In Chicago, some 14,000 participants were exposed to a week of keynote addresses on how architecture and the built environment relate to the natural environment and sustainability. This was supported by case studies and an exhibition of entries to an international ideas competition, A Call for Sustainable Community Solutions. The outcome of that Congress was the Chicago “Declaration of Interdependence for a Sustainable Future.” This became the sustainability manifesto of the UIA and influenced many of the member sections. The then RAIA adopted it as the preamble to its environment policy.
The election of Australian Louise Cox as president of the UIA in 2008 brought additional energy and commitment to the sustainability mission. Cox identified the Conference of the Parties (COP), UN International Panel on Climate Change Conference (IPCC), to be held in Copenhagen in 2009, as a special opportunity. Her central message to the global forum was “sustainable by design.” She pressed the case again in Cancun at COP16 (2010) and her successor as UIA President, Albert Dubler, continued the message in Durban at COP17 (2011). It is a powerful message. Sustainable futures do not happen by holding on to the present or by accident. Sustainability is something that we must make through redesigning our lifestyles and life-supporting equipment. That equipment, in turn, is dominated by our buildings and infrastructure. This approach rightly casts architecture in a central role in creating sustainable futures.
After Copenhagen, UIA members were surveyed and the review presented to the 2011 Tokyo Congress and Assembly. As part of that report I offered recommendations for future action and undertook to operate the proposed project. That is where the current Sustainable Futures – Responsible Architecture Project begins.
Simply, it asks those member sections that have well-developed environment and sustainability programs to offer assistance to others that have not. The request rests on the proposition that sustainability is not divisible. We cannot be partly sustainable. Harking back to the Declaration of Interdependence, we are either sustainable on a global basis or we are not.
From a professional practice point of view there is an interesting parallel here with the decision of IBM and others to work cooperatively on the development of open access computer operating systems. IBM still competes very successfully but it does so based on the computing services it provides beyond the basic operating system. So it should be with sustainability. We all need each other to be actively advancing sustainability and responsible architecture. Professional services provided beyond that basic level form the realm in which competition should occur.
The new round of enquiry about the actions of the member sections is both disappointing and encouraging. As usual, the response has been sluggish. However, correspondence indicates a lot of activity in recent years – much of it unreported – and that some member sections are actively supporting each other in their sustainability endeavours.
While it may be possible, and indeed worthwhile, to make some programs available to others through the UIA, much progress may also be made through local cooperation within self-selecting groups, either on a regional basis or on the basis of similar climates and socioeconomic conditions.
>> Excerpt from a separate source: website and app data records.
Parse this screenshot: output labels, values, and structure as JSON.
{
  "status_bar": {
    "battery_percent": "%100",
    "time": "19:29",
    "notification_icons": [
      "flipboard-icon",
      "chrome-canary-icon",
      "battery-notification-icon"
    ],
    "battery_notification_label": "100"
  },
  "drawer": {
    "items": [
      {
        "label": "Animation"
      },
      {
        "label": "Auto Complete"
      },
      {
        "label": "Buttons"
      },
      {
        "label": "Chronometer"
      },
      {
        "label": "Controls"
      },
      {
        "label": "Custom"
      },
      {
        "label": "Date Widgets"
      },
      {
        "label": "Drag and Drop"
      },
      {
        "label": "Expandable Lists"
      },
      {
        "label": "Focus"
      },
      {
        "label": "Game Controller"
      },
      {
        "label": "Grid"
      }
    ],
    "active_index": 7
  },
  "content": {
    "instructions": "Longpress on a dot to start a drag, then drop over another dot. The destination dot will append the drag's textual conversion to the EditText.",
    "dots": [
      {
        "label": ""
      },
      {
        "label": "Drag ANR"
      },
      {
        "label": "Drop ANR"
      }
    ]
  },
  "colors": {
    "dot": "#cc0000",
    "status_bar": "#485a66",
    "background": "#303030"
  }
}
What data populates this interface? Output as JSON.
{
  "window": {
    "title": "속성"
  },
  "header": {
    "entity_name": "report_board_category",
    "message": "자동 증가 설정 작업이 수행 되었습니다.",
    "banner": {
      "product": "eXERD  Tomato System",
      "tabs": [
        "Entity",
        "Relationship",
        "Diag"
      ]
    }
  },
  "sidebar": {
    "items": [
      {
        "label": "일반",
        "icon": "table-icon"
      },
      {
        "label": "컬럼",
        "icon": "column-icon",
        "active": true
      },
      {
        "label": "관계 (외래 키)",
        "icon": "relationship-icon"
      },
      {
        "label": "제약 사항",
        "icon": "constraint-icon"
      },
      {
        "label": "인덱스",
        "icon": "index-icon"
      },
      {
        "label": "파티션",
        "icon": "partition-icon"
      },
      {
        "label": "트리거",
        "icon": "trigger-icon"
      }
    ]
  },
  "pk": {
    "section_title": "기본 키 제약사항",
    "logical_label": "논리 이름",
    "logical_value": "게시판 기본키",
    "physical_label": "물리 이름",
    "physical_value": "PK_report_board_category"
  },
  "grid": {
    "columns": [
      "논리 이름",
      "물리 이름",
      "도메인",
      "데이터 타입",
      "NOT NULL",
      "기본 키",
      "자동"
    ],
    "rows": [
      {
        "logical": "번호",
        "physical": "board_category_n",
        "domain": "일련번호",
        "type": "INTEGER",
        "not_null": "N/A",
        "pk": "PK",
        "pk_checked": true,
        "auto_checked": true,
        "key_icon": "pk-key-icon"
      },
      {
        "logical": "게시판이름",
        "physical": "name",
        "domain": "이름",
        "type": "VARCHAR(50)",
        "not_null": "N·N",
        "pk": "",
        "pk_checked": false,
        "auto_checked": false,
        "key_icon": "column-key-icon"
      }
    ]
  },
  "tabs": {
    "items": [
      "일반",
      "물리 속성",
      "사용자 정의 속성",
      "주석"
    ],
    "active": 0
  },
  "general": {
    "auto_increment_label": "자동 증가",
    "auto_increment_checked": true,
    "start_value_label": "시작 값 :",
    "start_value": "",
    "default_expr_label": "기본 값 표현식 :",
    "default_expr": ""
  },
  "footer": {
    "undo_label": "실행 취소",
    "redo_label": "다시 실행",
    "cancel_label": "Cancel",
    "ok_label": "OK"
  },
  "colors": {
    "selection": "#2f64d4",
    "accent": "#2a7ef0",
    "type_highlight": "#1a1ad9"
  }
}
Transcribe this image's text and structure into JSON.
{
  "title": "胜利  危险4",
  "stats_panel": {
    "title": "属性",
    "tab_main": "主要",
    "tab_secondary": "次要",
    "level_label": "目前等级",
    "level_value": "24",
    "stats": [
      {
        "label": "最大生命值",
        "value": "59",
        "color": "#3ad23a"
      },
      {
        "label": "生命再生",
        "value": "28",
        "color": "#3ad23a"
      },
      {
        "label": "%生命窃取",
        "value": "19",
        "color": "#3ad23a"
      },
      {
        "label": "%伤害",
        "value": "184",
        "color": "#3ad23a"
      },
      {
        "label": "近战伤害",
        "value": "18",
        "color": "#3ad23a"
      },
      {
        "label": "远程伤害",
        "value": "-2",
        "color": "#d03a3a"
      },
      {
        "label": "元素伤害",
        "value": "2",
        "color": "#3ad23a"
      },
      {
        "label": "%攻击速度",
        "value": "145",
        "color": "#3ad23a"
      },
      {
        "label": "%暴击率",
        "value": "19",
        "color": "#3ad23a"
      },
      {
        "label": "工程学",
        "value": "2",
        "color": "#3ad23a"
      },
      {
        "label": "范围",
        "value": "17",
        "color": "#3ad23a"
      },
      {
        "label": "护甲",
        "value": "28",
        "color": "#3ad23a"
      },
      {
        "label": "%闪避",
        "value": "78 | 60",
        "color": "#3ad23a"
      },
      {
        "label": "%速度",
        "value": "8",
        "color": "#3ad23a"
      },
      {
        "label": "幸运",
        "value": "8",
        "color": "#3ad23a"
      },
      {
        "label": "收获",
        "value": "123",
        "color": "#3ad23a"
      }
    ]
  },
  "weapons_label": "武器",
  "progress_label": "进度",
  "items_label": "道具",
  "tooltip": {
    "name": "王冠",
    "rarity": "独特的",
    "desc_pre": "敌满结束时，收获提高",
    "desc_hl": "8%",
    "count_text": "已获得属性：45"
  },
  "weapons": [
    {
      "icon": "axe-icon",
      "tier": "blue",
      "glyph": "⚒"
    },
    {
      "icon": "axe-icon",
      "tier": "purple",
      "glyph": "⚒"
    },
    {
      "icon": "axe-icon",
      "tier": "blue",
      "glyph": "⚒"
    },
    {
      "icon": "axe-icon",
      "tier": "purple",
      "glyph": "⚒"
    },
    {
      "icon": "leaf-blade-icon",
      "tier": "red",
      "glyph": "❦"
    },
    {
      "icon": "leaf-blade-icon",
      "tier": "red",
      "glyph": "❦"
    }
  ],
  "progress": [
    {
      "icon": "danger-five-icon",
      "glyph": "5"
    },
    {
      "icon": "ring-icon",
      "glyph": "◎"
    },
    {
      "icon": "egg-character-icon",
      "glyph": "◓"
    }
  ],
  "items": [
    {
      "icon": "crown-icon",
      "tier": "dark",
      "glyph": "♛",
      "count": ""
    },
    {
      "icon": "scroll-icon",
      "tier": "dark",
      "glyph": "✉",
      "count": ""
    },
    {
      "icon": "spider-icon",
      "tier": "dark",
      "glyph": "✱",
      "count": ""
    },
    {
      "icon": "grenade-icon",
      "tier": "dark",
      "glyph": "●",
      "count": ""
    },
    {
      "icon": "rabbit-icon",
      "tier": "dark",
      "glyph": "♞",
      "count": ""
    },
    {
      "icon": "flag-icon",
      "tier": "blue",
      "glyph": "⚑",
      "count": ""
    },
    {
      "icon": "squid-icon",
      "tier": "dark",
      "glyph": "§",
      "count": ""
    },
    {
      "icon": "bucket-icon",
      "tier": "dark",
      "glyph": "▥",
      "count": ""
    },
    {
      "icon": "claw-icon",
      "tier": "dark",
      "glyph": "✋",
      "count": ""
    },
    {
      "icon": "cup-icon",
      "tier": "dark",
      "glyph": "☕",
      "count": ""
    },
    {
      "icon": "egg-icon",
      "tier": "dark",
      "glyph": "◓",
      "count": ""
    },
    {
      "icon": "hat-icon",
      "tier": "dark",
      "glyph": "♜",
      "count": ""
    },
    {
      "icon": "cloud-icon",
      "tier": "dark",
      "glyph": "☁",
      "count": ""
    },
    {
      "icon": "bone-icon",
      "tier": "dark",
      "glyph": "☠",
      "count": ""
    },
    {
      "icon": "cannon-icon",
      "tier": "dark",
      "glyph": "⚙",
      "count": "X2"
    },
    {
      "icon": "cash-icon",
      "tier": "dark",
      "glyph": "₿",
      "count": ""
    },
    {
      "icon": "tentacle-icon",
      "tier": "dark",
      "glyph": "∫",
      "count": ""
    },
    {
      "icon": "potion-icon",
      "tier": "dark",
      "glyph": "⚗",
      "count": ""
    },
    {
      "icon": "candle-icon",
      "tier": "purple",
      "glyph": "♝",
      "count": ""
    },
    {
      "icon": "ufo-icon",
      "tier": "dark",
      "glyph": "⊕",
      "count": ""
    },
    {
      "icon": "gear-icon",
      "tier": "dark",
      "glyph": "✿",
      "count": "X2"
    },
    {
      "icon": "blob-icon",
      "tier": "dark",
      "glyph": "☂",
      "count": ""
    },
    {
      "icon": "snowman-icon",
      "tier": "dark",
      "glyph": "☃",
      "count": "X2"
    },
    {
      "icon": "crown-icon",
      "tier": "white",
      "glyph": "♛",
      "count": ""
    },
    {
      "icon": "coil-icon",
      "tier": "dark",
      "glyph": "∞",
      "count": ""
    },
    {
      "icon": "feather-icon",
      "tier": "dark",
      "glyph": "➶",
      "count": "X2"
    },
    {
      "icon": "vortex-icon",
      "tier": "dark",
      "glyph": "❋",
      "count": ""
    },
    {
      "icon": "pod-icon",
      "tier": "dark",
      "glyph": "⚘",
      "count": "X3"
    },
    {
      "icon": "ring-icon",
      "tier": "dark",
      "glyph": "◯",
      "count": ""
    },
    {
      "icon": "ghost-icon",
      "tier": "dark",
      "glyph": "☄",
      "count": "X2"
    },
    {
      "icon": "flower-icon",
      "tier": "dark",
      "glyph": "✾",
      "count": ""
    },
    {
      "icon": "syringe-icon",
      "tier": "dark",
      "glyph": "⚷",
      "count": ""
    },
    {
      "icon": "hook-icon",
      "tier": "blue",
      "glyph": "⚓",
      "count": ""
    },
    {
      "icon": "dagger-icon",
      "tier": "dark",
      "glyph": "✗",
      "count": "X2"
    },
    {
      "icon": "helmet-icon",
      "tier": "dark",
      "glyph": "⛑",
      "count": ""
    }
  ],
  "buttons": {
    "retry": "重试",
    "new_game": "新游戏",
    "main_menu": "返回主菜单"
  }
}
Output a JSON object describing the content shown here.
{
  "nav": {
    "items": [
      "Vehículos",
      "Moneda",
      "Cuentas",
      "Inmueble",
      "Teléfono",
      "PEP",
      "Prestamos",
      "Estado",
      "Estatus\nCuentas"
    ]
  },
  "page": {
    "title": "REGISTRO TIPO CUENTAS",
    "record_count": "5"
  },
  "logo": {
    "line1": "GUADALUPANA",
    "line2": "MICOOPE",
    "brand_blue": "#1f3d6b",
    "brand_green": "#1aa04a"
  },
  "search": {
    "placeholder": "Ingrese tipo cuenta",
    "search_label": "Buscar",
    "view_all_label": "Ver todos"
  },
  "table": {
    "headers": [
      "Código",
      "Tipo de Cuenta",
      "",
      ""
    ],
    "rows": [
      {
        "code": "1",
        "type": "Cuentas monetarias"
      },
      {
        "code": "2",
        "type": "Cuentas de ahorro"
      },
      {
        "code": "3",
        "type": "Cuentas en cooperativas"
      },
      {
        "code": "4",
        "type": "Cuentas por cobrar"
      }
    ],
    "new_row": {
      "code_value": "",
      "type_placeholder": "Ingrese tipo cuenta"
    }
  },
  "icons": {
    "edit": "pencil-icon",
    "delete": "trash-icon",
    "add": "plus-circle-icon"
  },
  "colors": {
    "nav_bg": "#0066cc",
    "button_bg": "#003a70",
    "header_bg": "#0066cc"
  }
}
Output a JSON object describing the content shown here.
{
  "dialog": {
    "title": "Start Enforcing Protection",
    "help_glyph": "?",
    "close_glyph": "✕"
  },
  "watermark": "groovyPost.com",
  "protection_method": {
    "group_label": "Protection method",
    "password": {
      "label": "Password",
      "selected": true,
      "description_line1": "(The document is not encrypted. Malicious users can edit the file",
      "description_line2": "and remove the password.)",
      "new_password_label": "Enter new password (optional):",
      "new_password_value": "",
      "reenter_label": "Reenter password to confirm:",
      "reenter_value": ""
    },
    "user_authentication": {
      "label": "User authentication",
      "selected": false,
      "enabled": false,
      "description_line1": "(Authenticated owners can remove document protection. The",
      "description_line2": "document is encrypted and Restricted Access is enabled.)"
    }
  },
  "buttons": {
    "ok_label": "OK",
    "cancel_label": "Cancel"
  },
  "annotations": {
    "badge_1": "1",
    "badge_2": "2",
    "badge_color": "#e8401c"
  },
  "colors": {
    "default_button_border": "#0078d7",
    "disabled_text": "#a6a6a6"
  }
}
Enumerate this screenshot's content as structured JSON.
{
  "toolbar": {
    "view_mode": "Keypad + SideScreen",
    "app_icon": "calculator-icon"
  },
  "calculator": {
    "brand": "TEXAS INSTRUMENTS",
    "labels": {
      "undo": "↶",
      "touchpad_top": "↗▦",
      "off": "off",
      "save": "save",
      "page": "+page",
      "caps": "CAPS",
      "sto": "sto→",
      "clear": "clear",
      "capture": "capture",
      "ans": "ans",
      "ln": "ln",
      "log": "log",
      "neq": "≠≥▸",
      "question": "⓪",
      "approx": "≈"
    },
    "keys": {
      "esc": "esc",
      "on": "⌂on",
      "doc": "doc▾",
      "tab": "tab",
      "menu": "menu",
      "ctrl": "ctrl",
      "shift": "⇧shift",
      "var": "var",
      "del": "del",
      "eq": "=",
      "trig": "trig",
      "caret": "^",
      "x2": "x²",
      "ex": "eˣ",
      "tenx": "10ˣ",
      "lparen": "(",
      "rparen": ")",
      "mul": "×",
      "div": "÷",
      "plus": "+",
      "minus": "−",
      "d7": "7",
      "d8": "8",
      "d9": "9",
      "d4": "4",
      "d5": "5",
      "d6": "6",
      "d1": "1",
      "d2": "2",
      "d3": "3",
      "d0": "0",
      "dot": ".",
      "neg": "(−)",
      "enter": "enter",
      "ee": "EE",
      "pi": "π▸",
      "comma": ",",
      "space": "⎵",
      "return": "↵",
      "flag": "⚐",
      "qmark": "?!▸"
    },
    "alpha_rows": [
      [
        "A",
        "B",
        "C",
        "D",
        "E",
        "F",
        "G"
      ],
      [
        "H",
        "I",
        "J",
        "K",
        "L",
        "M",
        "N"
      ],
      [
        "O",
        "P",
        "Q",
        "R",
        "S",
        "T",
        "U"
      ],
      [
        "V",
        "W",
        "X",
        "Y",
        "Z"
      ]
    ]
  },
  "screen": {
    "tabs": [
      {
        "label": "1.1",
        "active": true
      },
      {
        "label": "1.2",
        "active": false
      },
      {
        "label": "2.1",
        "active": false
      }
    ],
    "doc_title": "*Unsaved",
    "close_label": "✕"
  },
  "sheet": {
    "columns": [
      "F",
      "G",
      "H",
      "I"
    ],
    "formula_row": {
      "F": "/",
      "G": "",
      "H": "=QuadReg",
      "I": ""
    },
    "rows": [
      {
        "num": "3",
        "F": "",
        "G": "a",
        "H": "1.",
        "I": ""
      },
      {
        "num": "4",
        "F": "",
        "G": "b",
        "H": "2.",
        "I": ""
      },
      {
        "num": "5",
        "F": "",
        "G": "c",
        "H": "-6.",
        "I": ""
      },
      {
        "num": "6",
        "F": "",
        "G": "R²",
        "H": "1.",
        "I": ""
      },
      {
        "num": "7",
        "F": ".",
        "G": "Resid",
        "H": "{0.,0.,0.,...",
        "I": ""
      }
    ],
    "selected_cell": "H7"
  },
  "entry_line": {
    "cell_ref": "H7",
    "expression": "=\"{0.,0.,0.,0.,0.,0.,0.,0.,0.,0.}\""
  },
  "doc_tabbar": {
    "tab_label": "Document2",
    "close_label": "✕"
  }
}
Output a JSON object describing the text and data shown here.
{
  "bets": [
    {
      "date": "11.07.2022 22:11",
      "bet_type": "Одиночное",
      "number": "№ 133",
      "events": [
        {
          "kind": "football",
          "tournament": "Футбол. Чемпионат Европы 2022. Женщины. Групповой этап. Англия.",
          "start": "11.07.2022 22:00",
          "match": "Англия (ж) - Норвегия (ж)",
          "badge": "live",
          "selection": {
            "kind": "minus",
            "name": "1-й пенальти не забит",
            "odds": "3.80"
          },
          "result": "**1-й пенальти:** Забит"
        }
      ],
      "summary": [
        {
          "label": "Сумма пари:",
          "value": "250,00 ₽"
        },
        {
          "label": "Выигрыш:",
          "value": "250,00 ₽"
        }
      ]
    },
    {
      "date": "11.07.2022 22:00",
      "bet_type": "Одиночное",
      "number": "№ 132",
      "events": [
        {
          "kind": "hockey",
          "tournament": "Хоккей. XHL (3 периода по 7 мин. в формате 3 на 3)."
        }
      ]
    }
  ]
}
The task, at least in part, is to encourage all that. We now look forward to providing a review of the project to the 2014 UIA Congress and Assembly that will be held in Durban in August 2014.